**Task requirements**:
Every line below that mentions the word "data" should be copied out.
......
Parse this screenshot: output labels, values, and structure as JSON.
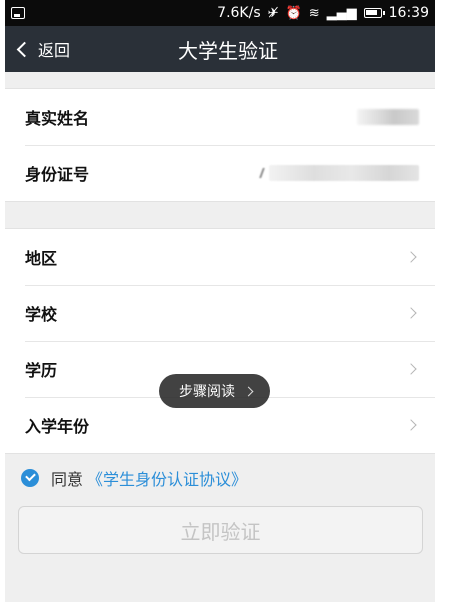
{
  "status_bar": {
    "speed": "7.6K/s",
    "time": "16:39",
    "icons": [
      "screenshot-icon",
      "mute-icon",
      "alarm-icon",
      "wifi-icon",
      "signal-icon",
      "battery-icon"
    ]
  },
  "nav": {
    "back_label": "返回",
    "title": "大学生验证"
  },
  "identity_fields": [
    {
      "label": "真实姓名"
    },
    {
      "label": "身份证号"
    }
  ],
  "school_fields": [
    {
      "label": "地区"
    },
    {
      "label": "学校"
    },
    {
      "label": "学历"
    },
    {
      "label": "入学年份"
    }
  ],
  "toast": {
    "text": "步骤阅读"
  },
  "agreement": {
    "checked": true,
    "prefix": "同意",
    "link_text": "《学生身份认证协议》"
  },
  "submit": {
    "label": "立即验证",
    "enabled": false
  },
  "colors": {
    "nav_bg": "#2a3038",
    "accent": "#2b8ed8",
    "page_bg": "#efefef"
  }
}
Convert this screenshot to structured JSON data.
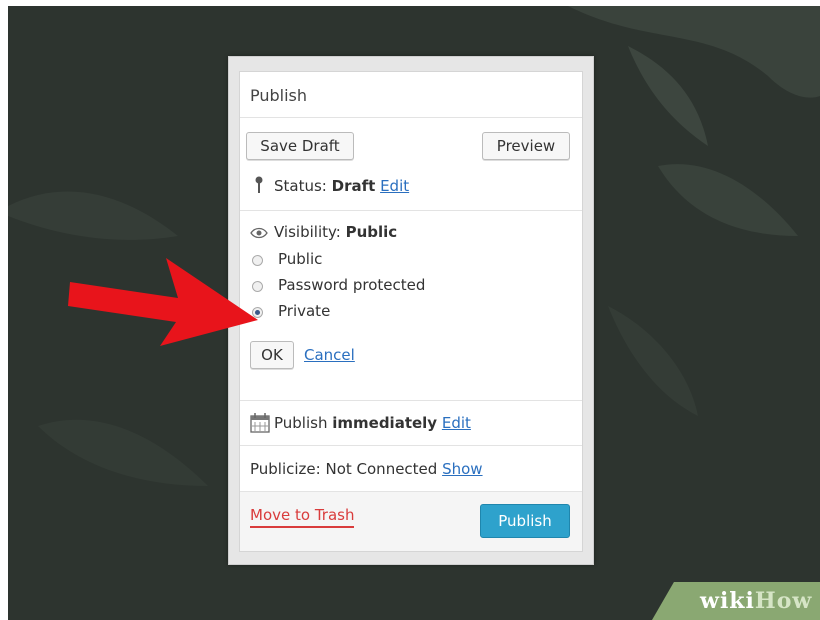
{
  "panel": {
    "title": "Publish",
    "save_draft_label": "Save Draft",
    "preview_label": "Preview",
    "status_label": "Status: ",
    "status_value": "Draft",
    "status_edit": "Edit",
    "visibility_label": "Visibility: ",
    "visibility_value": "Public",
    "options": [
      {
        "label": "Public",
        "selected": false
      },
      {
        "label": "Password protected",
        "selected": false
      },
      {
        "label": "Private",
        "selected": true
      }
    ],
    "ok_label": "OK",
    "cancel_label": "Cancel",
    "publish_prefix": "Publish ",
    "publish_when": "immediately",
    "publish_edit": "Edit",
    "publicize_text": "Publicize: Not Connected ",
    "publicize_show": "Show",
    "trash_label": "Move to Trash",
    "publish_button": "Publish"
  },
  "watermark": {
    "wiki": "wiki",
    "how": "How"
  },
  "colors": {
    "background": "#2d342f",
    "arrow": "#e8141b",
    "publish_button": "#2ea2cc",
    "trash_link": "#d93c3c",
    "link": "#2a6fbf"
  }
}
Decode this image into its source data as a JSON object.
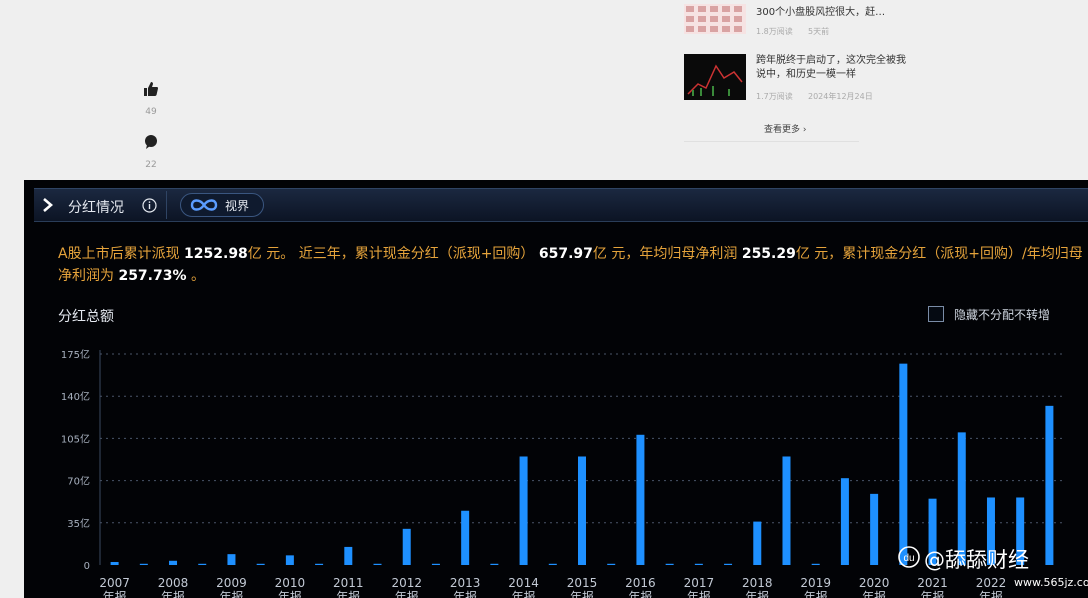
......
**Result of the exercise**:
Convert this screenshot to structured JSON data.
Decode this image into its source data as a JSON object.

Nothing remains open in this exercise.